*** Material provided Section Begins ***

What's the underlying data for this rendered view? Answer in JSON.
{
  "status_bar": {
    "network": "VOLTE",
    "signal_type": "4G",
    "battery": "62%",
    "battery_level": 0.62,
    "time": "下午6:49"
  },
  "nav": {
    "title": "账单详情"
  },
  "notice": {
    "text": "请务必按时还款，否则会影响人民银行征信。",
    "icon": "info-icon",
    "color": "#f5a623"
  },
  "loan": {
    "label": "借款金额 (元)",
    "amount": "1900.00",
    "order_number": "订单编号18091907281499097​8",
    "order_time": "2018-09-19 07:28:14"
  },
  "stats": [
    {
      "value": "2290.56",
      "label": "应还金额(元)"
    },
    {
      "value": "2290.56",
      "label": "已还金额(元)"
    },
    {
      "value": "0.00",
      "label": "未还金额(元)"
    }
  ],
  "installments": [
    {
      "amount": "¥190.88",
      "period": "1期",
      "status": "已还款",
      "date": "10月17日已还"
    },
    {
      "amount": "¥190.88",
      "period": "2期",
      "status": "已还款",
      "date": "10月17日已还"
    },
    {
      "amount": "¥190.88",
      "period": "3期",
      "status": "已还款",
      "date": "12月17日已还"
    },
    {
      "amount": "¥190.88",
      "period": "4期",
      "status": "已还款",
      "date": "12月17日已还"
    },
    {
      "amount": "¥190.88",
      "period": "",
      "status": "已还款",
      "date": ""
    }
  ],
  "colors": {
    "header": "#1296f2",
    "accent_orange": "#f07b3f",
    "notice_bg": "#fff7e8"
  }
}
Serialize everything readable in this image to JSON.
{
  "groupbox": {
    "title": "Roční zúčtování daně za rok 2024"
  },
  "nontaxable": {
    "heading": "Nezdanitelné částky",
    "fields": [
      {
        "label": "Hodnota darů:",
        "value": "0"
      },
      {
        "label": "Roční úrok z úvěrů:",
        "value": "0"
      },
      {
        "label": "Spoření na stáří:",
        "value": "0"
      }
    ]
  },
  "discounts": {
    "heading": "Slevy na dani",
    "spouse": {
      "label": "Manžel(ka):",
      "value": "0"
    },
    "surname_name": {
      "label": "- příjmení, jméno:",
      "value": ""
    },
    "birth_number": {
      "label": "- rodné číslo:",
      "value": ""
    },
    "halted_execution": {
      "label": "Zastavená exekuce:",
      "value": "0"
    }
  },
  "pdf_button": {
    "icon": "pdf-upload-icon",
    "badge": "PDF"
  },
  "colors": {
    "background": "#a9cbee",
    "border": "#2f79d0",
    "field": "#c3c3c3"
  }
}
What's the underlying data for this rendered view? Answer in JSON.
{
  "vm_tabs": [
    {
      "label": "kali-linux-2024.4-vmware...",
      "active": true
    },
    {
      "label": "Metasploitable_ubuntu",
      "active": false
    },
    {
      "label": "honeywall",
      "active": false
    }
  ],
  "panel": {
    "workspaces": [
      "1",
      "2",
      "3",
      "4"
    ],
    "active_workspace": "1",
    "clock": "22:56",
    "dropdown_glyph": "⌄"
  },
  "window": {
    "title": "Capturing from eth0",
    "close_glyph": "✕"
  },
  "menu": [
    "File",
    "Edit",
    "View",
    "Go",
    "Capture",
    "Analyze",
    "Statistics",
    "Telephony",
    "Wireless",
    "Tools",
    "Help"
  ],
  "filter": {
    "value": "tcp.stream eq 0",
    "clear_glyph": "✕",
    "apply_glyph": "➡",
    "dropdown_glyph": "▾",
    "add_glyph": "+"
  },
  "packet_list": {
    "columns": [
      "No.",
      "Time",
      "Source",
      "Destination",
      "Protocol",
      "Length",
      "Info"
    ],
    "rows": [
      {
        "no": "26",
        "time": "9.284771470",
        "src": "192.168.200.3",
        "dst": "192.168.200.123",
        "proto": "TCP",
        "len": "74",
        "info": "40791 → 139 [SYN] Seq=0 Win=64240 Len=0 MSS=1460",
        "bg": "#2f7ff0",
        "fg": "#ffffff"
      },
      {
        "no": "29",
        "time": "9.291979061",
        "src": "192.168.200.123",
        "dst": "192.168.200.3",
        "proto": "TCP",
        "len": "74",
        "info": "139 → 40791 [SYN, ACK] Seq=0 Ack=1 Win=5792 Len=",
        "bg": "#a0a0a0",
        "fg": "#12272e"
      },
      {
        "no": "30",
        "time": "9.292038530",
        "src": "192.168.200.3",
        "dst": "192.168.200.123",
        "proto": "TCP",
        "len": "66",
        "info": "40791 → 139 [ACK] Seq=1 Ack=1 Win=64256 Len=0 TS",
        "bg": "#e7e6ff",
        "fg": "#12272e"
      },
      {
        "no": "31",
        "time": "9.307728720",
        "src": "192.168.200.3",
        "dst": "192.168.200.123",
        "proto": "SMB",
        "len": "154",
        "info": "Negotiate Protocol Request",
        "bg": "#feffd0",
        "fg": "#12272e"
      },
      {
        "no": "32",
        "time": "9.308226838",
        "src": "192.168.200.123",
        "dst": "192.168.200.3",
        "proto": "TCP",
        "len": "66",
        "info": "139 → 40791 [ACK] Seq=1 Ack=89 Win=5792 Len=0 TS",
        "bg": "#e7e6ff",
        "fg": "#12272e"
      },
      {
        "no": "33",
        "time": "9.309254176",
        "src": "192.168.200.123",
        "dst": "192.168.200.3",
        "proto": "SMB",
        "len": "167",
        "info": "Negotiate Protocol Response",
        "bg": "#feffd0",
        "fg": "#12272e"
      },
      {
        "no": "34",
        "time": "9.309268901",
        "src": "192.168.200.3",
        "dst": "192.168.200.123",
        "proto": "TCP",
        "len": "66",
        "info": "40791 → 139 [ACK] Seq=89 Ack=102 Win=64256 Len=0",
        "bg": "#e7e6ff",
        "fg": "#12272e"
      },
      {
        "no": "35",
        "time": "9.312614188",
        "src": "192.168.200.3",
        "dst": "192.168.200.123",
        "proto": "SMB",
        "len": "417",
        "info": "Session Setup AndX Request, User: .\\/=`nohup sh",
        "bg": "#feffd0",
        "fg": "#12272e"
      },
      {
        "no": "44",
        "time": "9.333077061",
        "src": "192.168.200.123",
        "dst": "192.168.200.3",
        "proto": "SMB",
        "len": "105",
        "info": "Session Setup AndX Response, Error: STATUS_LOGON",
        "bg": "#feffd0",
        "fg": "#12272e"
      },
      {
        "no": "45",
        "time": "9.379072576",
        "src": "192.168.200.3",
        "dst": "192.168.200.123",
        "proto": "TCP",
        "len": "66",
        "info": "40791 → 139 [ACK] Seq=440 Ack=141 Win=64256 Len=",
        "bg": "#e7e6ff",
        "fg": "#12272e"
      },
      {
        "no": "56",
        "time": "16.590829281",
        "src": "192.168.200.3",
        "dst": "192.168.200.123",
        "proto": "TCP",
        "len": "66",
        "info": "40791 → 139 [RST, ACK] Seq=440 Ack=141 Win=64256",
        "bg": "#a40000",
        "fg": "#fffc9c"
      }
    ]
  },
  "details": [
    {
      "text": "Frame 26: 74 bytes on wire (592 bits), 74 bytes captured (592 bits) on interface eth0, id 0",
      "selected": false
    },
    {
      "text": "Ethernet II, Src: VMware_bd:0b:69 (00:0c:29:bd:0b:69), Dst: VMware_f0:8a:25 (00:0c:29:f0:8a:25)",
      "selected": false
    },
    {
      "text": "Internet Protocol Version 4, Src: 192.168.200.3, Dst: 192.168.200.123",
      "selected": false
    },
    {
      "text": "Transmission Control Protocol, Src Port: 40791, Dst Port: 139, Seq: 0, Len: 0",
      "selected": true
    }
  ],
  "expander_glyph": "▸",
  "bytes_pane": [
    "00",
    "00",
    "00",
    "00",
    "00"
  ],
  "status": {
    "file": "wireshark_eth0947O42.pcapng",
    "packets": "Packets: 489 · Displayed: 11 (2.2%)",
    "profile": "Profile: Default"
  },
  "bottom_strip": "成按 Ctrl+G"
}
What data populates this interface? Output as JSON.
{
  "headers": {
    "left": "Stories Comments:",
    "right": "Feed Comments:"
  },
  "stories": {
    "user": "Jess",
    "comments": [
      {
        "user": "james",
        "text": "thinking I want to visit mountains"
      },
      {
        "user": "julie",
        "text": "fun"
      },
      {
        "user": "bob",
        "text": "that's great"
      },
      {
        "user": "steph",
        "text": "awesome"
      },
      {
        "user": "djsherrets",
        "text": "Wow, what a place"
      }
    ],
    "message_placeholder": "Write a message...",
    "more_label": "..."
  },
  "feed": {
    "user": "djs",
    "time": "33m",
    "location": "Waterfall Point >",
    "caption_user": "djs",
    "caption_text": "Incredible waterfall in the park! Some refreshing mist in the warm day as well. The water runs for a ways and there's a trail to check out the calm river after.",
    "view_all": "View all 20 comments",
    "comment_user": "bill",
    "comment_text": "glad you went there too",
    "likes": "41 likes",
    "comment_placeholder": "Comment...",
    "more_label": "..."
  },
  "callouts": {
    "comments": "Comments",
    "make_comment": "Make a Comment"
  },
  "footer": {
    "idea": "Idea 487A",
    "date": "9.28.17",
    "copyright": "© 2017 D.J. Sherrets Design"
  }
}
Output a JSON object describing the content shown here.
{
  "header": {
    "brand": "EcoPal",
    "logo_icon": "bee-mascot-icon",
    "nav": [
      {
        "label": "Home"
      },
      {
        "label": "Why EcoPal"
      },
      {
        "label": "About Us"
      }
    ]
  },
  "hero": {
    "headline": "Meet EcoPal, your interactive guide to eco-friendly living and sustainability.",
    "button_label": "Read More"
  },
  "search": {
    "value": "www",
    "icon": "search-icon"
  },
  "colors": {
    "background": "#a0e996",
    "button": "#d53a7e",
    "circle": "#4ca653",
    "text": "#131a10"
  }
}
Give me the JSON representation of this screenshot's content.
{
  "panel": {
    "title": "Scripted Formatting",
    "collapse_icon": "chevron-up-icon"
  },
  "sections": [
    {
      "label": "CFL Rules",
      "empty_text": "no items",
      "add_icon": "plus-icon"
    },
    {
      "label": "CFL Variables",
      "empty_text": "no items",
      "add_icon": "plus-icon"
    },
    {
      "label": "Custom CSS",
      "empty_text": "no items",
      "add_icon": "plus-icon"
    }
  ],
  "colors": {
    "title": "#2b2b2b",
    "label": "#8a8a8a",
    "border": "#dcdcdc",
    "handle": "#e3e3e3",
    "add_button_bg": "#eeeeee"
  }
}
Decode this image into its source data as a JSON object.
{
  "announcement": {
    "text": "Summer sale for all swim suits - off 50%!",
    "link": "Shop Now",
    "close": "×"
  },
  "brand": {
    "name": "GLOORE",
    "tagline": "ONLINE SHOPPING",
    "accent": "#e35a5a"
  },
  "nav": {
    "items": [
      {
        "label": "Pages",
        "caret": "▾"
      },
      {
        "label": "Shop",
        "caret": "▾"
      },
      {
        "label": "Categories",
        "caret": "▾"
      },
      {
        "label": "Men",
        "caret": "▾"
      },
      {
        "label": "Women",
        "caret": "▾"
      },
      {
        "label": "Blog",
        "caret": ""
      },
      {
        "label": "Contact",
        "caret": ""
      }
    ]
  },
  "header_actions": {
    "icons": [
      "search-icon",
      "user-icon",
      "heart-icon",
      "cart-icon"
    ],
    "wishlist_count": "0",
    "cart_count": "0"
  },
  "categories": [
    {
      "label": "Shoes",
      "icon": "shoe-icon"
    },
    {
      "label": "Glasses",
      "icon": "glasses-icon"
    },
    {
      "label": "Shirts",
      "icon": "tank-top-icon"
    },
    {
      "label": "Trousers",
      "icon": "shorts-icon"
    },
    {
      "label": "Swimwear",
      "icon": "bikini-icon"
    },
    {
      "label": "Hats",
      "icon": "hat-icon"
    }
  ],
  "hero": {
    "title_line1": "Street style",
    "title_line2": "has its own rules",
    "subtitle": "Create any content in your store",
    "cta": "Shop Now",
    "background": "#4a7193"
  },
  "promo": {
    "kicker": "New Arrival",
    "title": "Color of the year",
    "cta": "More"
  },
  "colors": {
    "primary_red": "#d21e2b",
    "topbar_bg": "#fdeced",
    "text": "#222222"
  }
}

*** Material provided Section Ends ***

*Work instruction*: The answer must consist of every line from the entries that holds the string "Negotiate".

*Your solution*:
        "info": "Negotiate Protocol Request",
        "info": "Negotiate Protocol Response",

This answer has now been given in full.